My college poetry instructor allowed the class to simply skim over the early biography of Lord Byron. I think this move enabled us to become more curious about the poet’s life. Ever since that class, I’ve enjoyed the Romantic poets even more.
George Gordon Noel Byron was born in London on January 22, 1788. His father was the fortune hunting widower, Captain John (Mad Jack) Byron. His mother was the impoverished heiress, Catherine Gordon of Gight. After the death of his father, Byron, and mother moved to Aberdeen.
His emotionally unstable mother raised him in an atmosphere of temper, insensitivity, and pride which was, at times softened by bouts of excessive tenderness. She often taunted him about his club foot. When he was allowed schooling, the young Byron developed a passion for history and reading. His Presbyterian nurse seeded a fascination with Calvinist views of predestination and innate evil.
Sun of the Sleepless!
Sun of the sleepless! melancholy star!
Whose tearful beam glows tremulously far,
That show’st the darkness thou canst not dispel,
How like art thou to joy remember’d well!
So gleams the past, the light of other days,
Which shines, but warms not with its powerless rays;
A night-beam Sorrow watcheth to behold,
Distinct but distant — clear — but, oh how cold!
The death of his first romantic crush, cousin Margaret Parker in 1802, propelled Byron into his first efforts in poetry with “On the Death of a Young Lady”.
Throughout his life, he developed crushes on young men and women.

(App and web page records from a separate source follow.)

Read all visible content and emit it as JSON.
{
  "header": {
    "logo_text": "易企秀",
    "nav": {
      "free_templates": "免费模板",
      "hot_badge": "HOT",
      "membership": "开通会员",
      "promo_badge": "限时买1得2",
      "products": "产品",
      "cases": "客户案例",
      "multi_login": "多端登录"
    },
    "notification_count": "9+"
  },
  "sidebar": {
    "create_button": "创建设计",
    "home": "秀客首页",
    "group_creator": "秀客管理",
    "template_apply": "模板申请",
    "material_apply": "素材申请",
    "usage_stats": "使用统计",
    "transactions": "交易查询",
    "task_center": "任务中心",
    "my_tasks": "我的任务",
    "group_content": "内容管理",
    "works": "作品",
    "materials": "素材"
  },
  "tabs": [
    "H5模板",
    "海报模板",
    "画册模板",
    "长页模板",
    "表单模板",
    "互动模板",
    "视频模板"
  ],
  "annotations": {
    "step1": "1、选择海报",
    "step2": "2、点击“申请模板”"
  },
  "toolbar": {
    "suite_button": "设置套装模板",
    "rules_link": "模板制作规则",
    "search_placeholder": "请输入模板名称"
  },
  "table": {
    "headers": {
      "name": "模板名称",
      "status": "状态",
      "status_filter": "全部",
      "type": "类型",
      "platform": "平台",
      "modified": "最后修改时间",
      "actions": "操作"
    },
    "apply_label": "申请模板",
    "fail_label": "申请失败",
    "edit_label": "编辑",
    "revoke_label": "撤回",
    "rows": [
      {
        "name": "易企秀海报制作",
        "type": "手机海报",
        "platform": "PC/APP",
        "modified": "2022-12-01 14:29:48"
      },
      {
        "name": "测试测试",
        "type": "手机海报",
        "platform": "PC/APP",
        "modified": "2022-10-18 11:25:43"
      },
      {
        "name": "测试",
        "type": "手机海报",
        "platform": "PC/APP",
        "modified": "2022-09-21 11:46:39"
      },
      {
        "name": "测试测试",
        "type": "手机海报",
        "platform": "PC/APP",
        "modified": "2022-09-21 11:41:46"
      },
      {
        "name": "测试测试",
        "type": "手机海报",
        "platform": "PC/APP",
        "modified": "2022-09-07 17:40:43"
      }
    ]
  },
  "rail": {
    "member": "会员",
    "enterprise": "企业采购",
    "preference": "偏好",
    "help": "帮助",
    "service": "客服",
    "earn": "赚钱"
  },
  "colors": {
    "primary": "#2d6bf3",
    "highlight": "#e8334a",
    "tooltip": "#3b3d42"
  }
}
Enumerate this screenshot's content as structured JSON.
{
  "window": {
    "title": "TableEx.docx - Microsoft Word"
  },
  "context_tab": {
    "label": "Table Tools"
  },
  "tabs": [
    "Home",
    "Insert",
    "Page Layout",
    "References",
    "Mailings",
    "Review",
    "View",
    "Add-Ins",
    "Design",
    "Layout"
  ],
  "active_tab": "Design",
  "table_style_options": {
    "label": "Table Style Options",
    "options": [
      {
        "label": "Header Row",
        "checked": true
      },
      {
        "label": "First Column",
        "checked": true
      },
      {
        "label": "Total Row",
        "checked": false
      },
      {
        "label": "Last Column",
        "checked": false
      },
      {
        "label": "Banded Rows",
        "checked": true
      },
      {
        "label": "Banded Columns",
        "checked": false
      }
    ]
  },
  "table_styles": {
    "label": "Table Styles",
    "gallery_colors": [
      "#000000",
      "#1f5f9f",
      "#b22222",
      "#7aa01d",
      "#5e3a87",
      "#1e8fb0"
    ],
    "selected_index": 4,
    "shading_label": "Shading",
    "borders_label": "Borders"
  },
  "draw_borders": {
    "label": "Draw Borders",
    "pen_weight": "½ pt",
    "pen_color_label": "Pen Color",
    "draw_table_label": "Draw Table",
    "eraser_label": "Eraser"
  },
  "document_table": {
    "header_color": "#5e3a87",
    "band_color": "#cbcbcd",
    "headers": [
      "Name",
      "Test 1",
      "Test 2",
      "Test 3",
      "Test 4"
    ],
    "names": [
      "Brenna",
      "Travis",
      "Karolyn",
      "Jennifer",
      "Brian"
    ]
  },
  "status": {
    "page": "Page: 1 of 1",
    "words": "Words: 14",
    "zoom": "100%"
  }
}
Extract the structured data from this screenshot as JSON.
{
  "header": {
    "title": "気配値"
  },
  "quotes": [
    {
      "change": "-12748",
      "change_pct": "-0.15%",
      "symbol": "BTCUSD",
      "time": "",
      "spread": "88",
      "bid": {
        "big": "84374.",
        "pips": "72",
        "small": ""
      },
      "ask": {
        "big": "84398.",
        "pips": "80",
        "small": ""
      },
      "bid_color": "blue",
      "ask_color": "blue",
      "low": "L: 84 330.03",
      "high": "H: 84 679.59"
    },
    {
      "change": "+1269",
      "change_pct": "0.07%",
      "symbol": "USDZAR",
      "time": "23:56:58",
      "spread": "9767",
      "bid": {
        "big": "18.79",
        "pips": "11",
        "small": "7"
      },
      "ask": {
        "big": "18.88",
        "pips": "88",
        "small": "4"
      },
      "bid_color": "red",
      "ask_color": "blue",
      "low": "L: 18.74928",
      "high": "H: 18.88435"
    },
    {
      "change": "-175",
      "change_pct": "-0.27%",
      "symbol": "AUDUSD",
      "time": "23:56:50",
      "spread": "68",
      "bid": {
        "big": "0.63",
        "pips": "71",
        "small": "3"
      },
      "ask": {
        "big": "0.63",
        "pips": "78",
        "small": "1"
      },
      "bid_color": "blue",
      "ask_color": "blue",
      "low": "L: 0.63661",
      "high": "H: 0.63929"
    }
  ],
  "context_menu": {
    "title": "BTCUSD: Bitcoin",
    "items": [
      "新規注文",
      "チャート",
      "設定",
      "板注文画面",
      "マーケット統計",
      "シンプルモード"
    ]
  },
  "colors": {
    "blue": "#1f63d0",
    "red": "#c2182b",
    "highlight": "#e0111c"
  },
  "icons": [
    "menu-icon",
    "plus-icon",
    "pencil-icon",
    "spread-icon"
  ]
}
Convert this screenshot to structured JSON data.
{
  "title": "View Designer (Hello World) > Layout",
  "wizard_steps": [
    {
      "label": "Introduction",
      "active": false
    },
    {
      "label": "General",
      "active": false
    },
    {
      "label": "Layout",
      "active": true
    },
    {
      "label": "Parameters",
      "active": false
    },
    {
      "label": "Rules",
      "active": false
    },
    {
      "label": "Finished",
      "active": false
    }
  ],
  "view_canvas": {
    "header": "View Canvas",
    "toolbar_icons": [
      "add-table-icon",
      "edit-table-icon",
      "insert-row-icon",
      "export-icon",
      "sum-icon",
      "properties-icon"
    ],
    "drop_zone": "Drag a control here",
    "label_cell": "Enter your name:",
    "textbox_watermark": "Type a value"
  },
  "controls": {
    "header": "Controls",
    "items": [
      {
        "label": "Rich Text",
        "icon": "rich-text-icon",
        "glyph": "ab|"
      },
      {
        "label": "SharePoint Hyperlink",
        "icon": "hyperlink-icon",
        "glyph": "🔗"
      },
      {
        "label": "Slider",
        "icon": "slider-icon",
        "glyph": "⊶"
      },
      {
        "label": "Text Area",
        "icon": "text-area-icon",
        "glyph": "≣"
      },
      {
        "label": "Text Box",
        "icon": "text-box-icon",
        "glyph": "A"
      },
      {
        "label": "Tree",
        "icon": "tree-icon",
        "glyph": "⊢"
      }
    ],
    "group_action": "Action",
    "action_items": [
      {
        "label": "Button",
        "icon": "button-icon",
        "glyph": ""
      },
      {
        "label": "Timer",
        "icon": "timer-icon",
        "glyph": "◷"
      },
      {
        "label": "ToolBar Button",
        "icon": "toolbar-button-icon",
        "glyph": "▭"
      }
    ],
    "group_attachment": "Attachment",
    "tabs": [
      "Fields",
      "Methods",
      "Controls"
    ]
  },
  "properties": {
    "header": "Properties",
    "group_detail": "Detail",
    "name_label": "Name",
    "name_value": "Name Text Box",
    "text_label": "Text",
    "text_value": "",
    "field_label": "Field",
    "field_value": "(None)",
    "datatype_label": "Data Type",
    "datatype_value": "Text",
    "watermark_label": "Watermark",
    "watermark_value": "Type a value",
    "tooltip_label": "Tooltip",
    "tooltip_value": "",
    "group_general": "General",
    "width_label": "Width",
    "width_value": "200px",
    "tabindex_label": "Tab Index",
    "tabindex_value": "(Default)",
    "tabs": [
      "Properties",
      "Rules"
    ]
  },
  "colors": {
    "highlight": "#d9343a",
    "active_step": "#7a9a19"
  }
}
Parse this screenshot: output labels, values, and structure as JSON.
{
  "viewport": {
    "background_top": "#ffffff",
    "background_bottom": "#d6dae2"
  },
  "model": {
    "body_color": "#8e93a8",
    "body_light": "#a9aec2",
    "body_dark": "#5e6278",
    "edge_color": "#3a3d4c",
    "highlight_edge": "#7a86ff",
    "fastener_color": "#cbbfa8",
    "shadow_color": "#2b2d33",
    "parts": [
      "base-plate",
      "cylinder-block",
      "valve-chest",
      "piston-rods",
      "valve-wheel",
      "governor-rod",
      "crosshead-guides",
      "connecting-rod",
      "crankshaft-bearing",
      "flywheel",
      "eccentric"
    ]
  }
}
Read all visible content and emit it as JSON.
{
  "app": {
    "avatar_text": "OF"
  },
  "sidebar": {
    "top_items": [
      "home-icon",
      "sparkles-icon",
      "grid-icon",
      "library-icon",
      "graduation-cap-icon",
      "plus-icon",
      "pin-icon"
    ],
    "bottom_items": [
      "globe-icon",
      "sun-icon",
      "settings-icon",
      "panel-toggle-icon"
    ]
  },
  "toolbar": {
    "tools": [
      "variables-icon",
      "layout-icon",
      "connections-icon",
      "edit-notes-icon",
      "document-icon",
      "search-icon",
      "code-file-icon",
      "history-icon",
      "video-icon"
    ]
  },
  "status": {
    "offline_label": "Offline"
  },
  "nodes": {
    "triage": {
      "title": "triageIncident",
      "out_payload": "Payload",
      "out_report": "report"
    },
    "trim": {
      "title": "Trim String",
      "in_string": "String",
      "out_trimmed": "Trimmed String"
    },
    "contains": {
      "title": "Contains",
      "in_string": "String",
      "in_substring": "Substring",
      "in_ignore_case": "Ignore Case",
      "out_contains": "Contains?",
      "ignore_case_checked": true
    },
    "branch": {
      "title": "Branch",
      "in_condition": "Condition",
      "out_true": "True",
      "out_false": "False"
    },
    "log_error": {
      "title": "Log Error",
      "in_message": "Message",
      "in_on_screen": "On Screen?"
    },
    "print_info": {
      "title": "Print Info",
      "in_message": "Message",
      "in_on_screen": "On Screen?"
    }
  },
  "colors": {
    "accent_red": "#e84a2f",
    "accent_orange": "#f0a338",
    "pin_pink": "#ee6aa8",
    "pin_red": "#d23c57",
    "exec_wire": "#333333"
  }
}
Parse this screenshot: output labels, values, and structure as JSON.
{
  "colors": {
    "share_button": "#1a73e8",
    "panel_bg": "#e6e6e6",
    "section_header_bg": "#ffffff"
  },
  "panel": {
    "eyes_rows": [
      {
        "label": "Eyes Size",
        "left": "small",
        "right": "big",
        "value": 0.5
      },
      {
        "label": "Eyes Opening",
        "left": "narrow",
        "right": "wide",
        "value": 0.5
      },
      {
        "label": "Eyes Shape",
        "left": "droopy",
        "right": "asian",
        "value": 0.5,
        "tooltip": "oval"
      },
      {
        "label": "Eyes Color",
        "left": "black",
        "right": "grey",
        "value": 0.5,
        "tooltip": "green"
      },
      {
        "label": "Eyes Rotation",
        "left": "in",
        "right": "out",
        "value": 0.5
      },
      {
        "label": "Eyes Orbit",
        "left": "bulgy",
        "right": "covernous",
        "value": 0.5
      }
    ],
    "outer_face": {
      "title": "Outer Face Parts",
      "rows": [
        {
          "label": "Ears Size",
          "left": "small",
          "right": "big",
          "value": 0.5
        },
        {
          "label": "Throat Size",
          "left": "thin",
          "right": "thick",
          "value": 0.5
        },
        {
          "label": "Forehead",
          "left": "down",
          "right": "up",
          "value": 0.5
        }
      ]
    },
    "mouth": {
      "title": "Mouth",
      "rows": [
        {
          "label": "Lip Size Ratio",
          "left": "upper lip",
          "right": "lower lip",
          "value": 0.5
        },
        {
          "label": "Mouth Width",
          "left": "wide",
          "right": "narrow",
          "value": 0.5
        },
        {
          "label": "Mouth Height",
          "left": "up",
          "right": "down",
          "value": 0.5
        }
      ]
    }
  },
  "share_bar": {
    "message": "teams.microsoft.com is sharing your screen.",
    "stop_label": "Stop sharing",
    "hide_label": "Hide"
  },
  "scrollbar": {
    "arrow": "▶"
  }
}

His passions found expression in poetry. During the most romantic period of Byron’s life, he fell into a passionate, pure, but violent love for a fellow Trinity College student, John Edleston. The on and off affair lasted until Byron earned his M.A. degree. This youthful period is when he also began to live an extravagant lifestyle and acquired numerous debts.
Byron’s first poetry collection Fugitive Pieces was printed anonymously and at his own expense. A version, without frank eroticism, was published in 1807 as Poems on Various Occasions.
His first major work, “English Bards, and Scotch Reviewers. A Satire” was published anonymously after taking his seat in the House of Lords in Parliament. He took aim, in heroic couplets, at the noteable writers and critics of the day.
Byron embarked upon a lengthy tour of Europe, but due to the Napoleonic wars, he focused mainly on the Mediterranean and Balkan areas. His budding interest in Sufi mysticism came into bloom during this tour.
In less than a month after his return to England, Byron’s mother passed away in August of 1811. Next he found out about the deaths of two close classmates. Then, in October, he was told about the death of his Trinity College lover, Edleston, of tuberculosis. His sorrow was immortalized in a series of “Thyrza” poems. He used a woman’s name to conceal the subject’s true name and gender.
“The pledge we wore–I wear it still,
But where is thine?–Ah! where art thou?
Oft have I borne the weight of ill,
But never bent beneath till now!”
(a verse from “To Thyrza”)
In January of the following year, Byron returned to his seat in Parliament and allied himself with Liberal Whigs. He took up the controversial cause of Catholic emancipation, which was the most heated issue of the times.
Lord Byron went on to become one of the most notorious, and flamboyant of the Romantic Poets. He was beset with many love affairs with people of both genders, including a scandal about a liaison with his half-sister. He went into a self imposed exile, to avoid allegations of sodomy and incest along with the need to avoid concealment of his true nature. He left England, for good, in 1816.
“The isles of Greece, the isles of Greece!
Where burning Sappho loved and sung,
Where grew the arts of war and peace,
Where Delos rose, and Phoebus sprung!
Eternal summer gilds them yet,
But all, except their sun, is set…”
(a verse from “The Isles of Greece”)
He went on to live, first in Italy where he enjoyed a poetically productive period of his life. Then he moved to Greece, where he was drawn to support the movement for Greek independence from the Ottoman Empire. He spent £4,000 of his own funds to help refit the Greek fleet. He took command of the Western flank of the Greek Independence army. Byron helped forge a plan to attack the Turkish fortress of Lepanto.
Byron became deeply ill on February 15, 1824, just before the departure of his forces. He recovered partially, but in April he picked up a severe cold and underwent therapeutic bleeding. It is believed the bloodletting weakened him. Because it was performed with unsterilised instruments caused spesis. Byron passed away on April 19, 1824.
News of the death shocked Great Britain and saddened the Greeks. He was thought of, at the time, as the greatest poet in the world. However, in Britain and the United States, he was regarded with less esteem. Byron’s work inspired many of the greats, such as, Berlioz, Liszt, Tchaikovsky, and Verdi.
This is just the very slightest of sketches of the life of Lord Byron. I hope today’s post has inspired you to investigate the works and life of this colorful historical figure.
The Blue Jay of Happiness ponders this quote of Lord Byron’s: “Those who will not reason, are bigots, those who cannot, are fools, and those who dare not, are slaves.”